As with all major changes, the transition to a low-carbon economy poses challenges and opportunities. One opportunity lies in harnessing the innovative capacity of the financial system to channel a larger share of the world’s saving flows to wealth-creating enterprises that are in tune with sustainable development. Some of the financial tools that need to be deployed have been identified in the UNEP´s Inquiry report, The Financial System We Need. I was delighted to serve on the Inquiry’s Advisory Council, scrutinizing the diversity of innovations in market practice and policy action that are growing around the world.
One of the Inquiry’s most striking findings was that emerging and developing countries are often leading this quiet revolution. I believe Brazil to be one of those leaders, fostering an ecosystem of sustainable finance, blending public and private initiatives. As far back as 2007, the BOVESPA stock exchange introduced its Corporate Sustainability Index, part of the wider global movement of Sustainable Stock Exchanges.
More recently, in 2014, the Central Bank of Brazil introduced requirements for all banks to establish socio-environmental policies and risk systems as a routine part of bank governance. Alongside these efforts, FEBRABAN, the Brazilian Federation of Banks, has also introduced a self-regulation framework for its members.
These actions give Brazil firm foundations to build on – and we can do more by focusing particularly on three key priorities.
The first is to find new ways to mobilize capital for the green economy. One promising innovation is the rapid growth of the “green bond” market, where global issuance grew to US$42 billion in 2015. This is still a tiny fraction of the US$100 trillion global bond market, but market players and financial authorities in such emerging economies as China and India are taking steps to move it to the next stage.
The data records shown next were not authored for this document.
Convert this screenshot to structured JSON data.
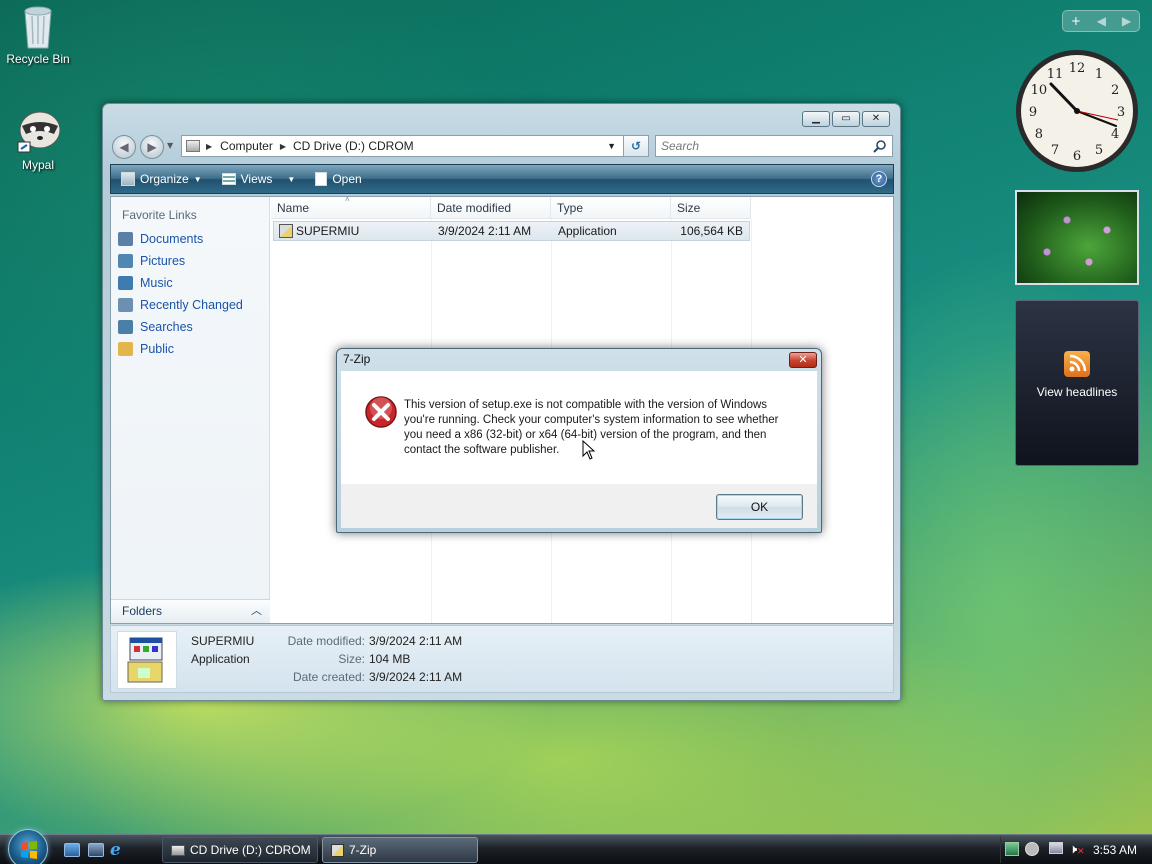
{
  "desktop": {
    "icons": [
      {
        "label": "Recycle Bin",
        "icon": "recycle-bin-icon"
      },
      {
        "label": "Mypal",
        "icon": "mypal-icon"
      }
    ]
  },
  "explorer": {
    "address": {
      "crumbs": [
        "Computer",
        "CD Drive (D:) CDROM"
      ]
    },
    "search_placeholder": "Search",
    "toolbar": {
      "organize": "Organize",
      "views": "Views",
      "open": "Open"
    },
    "sidebar": {
      "title": "Favorite Links",
      "items": [
        {
          "label": "Documents",
          "color": "#5b7fa6"
        },
        {
          "label": "Pictures",
          "color": "#4f87b4"
        },
        {
          "label": "Music",
          "color": "#3d7bb0"
        },
        {
          "label": "Recently Changed",
          "color": "#6d90b0"
        },
        {
          "label": "Searches",
          "color": "#4a7fa8"
        },
        {
          "label": "Public",
          "color": "#e2b64a"
        }
      ],
      "folders_label": "Folders"
    },
    "columns": [
      "Name",
      "Date modified",
      "Type",
      "Size"
    ],
    "files": [
      {
        "name": "SUPERMIU",
        "date": "3/9/2024 2:11 AM",
        "type": "Application",
        "size": "106,564 KB"
      }
    ],
    "details": {
      "name": "SUPERMIU",
      "type": "Application",
      "date_modified_label": "Date modified:",
      "date_modified": "3/9/2024 2:11 AM",
      "size_label": "Size:",
      "size": "104 MB",
      "date_created_label": "Date created:",
      "date_created": "3/9/2024 2:11 AM"
    }
  },
  "dialog": {
    "title": "7-Zip",
    "message": "This version of setup.exe is not compatible with the version of Windows you're running. Check your computer's system information to see whether you need a x86 (32-bit) or x64 (64-bit) version of the program, and then contact the software publisher.",
    "ok_label": "OK",
    "icon": "error-icon"
  },
  "gadgets": {
    "headlines_label": "View headlines",
    "clock_numbers": [
      "12",
      "1",
      "2",
      "3",
      "4",
      "5",
      "6",
      "7",
      "8",
      "9",
      "10",
      "11"
    ]
  },
  "taskbar": {
    "buttons": [
      {
        "label": "CD Drive (D:) CDROM"
      },
      {
        "label": "7-Zip"
      }
    ],
    "time": "3:53 AM"
  }
}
In Brazil, Febraban has carried out initial research with Getúlio Vargas Foundation, a leading Brazilian think tank, to scope the market potential, looking at opportunities in the key agri-business area, as well as in clean energy. This year offers the chance for key stakeholders in Brazil to come together to design a green bond roadmap for the country.
A second priority is to better understand how environmental factors can affect the financial risks faced by banks and other institutions. The changing climate – and resource stress such as drought or extreme weather events – can potentially have serious implications not just for the clients of banks, but also for the resilience of their own operations.
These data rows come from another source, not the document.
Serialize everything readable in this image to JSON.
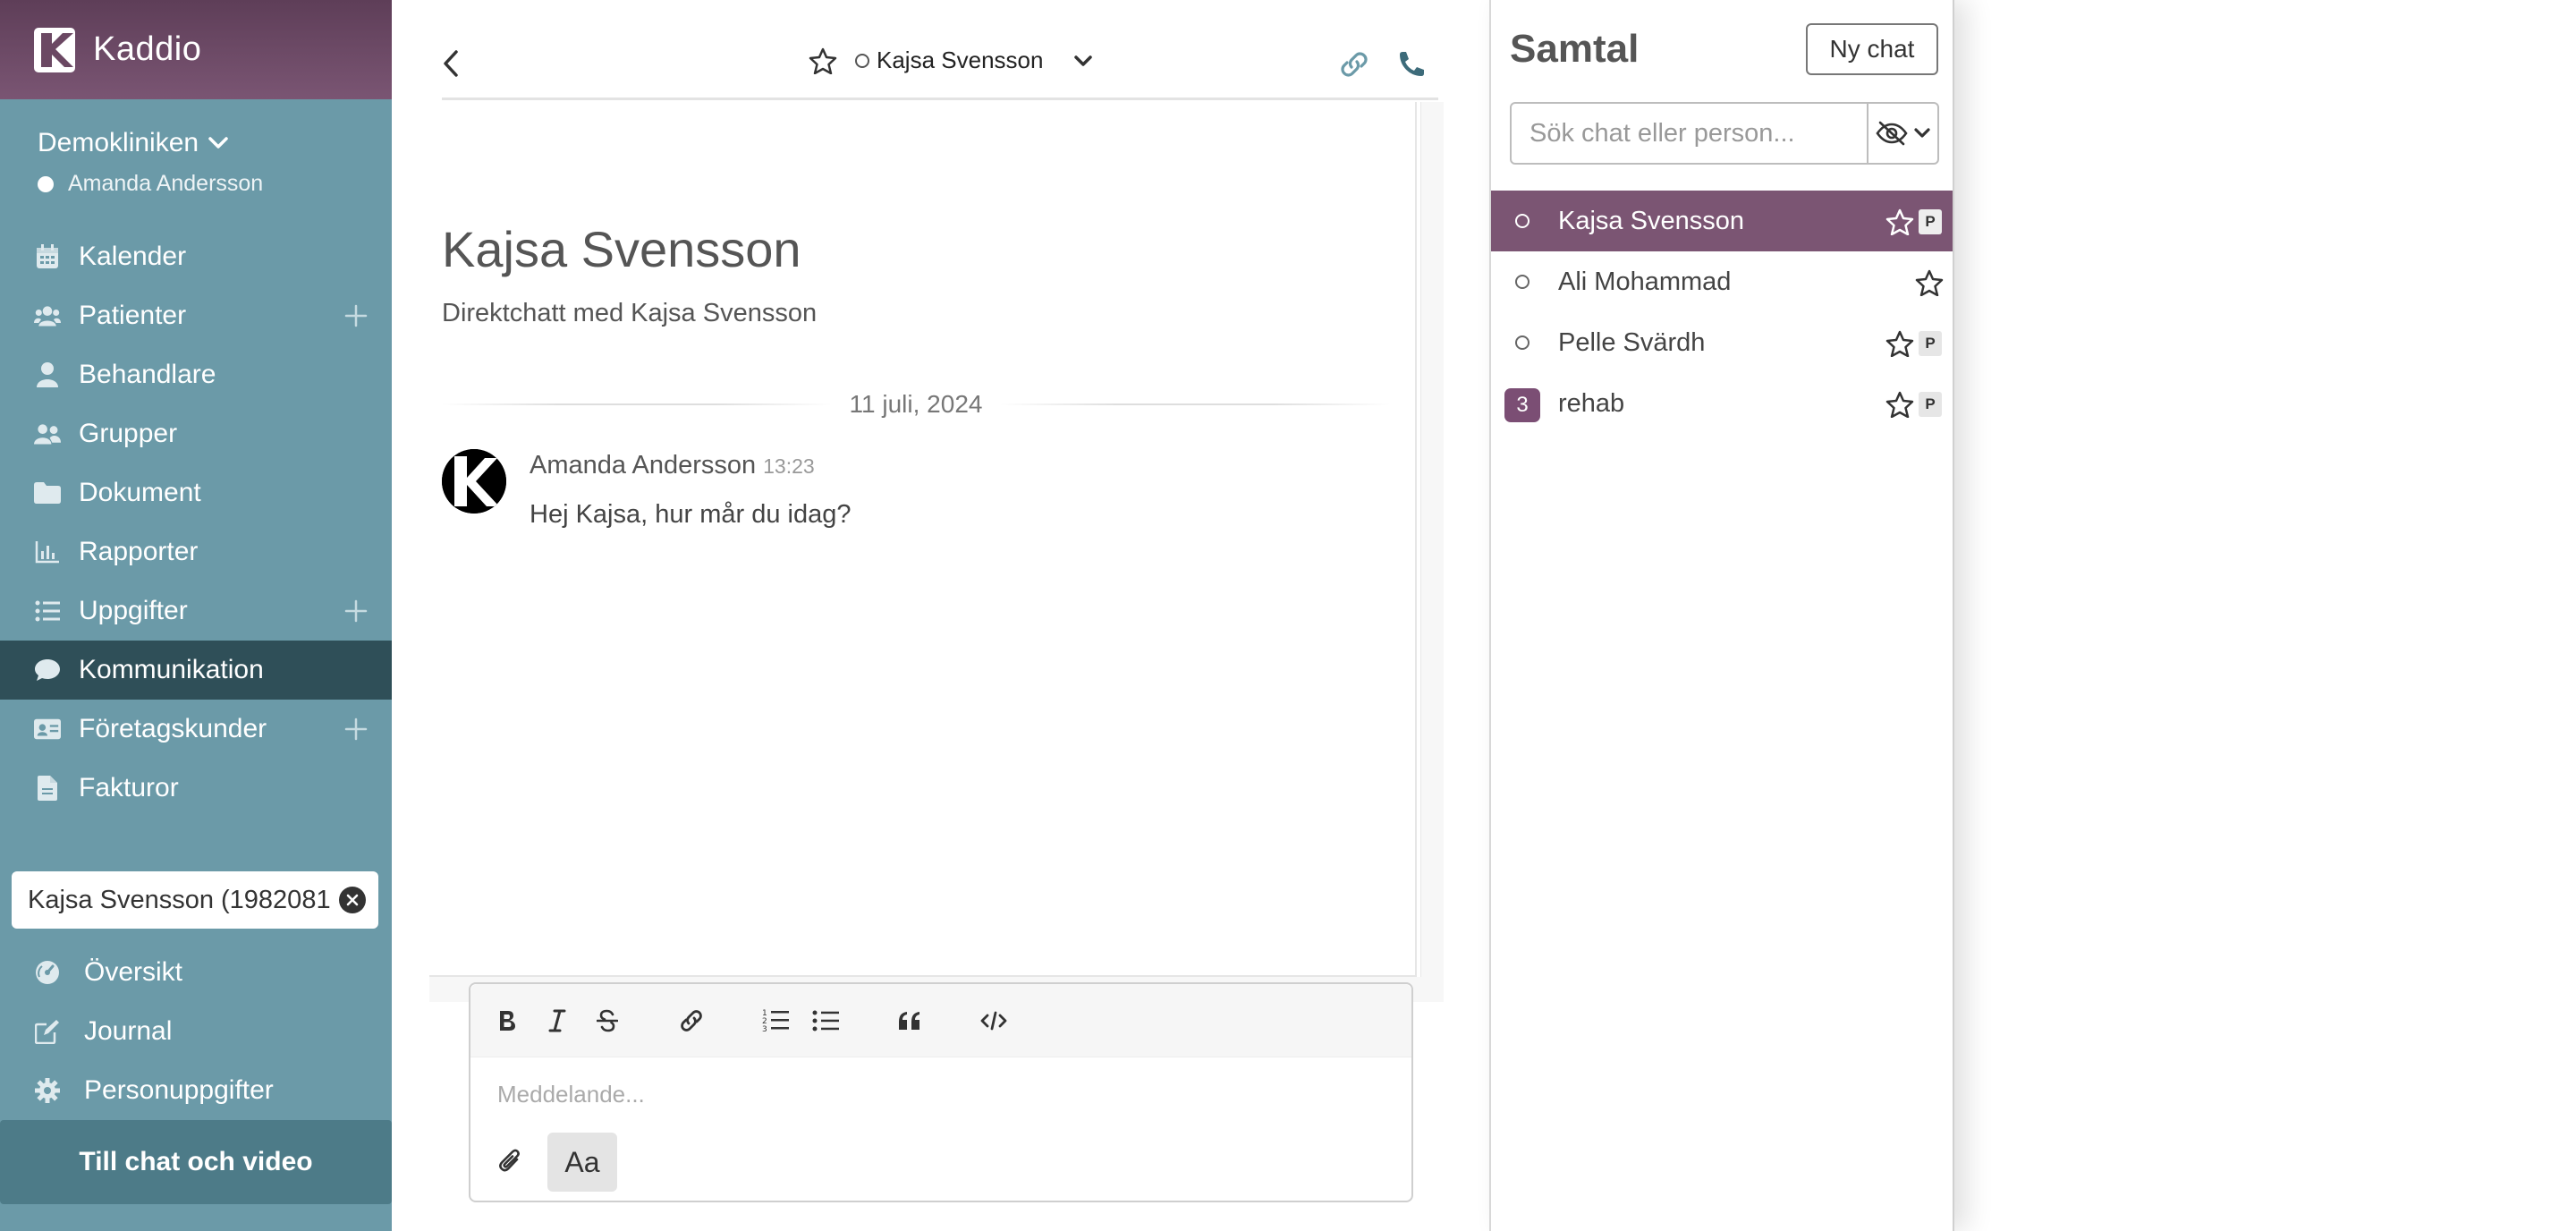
{
  "app": {
    "name": "Kaddio",
    "clinic": "Demokliniken",
    "current_user": "Amanda Andersson"
  },
  "nav": {
    "items": [
      {
        "label": "Kalender",
        "icon": "calendar-icon"
      },
      {
        "label": "Patienter",
        "icon": "users-icon",
        "has_add": true
      },
      {
        "label": "Behandlare",
        "icon": "user-icon"
      },
      {
        "label": "Grupper",
        "icon": "group-icon"
      },
      {
        "label": "Dokument",
        "icon": "folder-icon"
      },
      {
        "label": "Rapporter",
        "icon": "chart-icon"
      },
      {
        "label": "Uppgifter",
        "icon": "list-icon",
        "has_add": true
      },
      {
        "label": "Kommunikation",
        "icon": "chat-bubble-icon",
        "active": true
      },
      {
        "label": "Företagskunder",
        "icon": "id-card-icon",
        "has_add": true
      },
      {
        "label": "Fakturor",
        "icon": "file-icon"
      }
    ]
  },
  "patient_chip": {
    "text": "Kajsa Svensson (19820814"
  },
  "patient_nav": {
    "items": [
      {
        "label": "Översikt",
        "icon": "dashboard-icon"
      },
      {
        "label": "Journal",
        "icon": "edit-icon"
      },
      {
        "label": "Personuppgifter",
        "icon": "gear-icon"
      }
    ]
  },
  "chat_video_button": "Till chat och video",
  "chat": {
    "header_name": "Kajsa Svensson",
    "title": "Kajsa Svensson",
    "subtitle": "Direktchatt med Kajsa Svensson",
    "date_separator": "11 juli, 2024",
    "messages": [
      {
        "author": "Amanda Andersson",
        "time": "13:23",
        "text": "Hej Kajsa, hur mår du idag?"
      }
    ],
    "composer_placeholder": "Meddelande...",
    "format_button": "Aa"
  },
  "conversations": {
    "title": "Samtal",
    "new_chat_label": "Ny chat",
    "search_placeholder": "Sök chat eller person...",
    "items": [
      {
        "name": "Kajsa Svensson",
        "selected": true,
        "pinned": true,
        "pin_label": "P"
      },
      {
        "name": "Ali Mohammad",
        "selected": false,
        "pinned": false
      },
      {
        "name": "Pelle Svärdh",
        "selected": false,
        "pinned": true,
        "pin_label": "P"
      },
      {
        "name": "rehab",
        "selected": false,
        "pinned": true,
        "pin_label": "P",
        "unread": "3"
      }
    ]
  },
  "colors": {
    "sidebar": "#6b9aa8",
    "sidebar_active": "#2f4f58",
    "brand_purple": "#7b5573",
    "header_gradient_top": "#5e3e58"
  }
}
More and better information on those risks can help practitioners assess their portfolios and use scenarios analysis to improve their understanding of the implications of a shifting exposure to environmental factors, including low-probability but high-impact tail risks. International cooperation to develop disclosure standards and common methodologies and tools would be a useful next step.
Finally, without clear indicators, we will not be able to measure progress towards a sustainable financial system. It is hard to manage what is not measured. Currently, however, we lack a shared set of metrics at the international level. To tackle this in Brazil, Febraban and Getulio Vargas Foundation have undertaken the first assessment of the amount of financial resources that are currently allocated by the main banks in the country towards the green economy.
The first results indicate that the total amount of “green finance” allocated to corporate clients was US$45 billion in 2014, or 9.6 per cent of total corporate lending.
The largest segment was sustainable transport, followed by agriculture and renewable energy. Again, international collaboration is essential here to develop common methods to enable aggregation of data worldwide and comparison across countries.
Global cooperation is now intensifying, building on action at the national level. One example is the recent launch of a new task force on Climate Change Disclosure by the Financial Stability Board. Another is China’s decision to establish a new green finance study group as part of its presidency of the G20 group of nations in 2016. These initiatives present opportunities to mainstream sustainability into the world’s largest financial systems.
If we bring together the best of private action with smart policy frameworks at both the national and international levels, we can make 2016 a greener year for finance.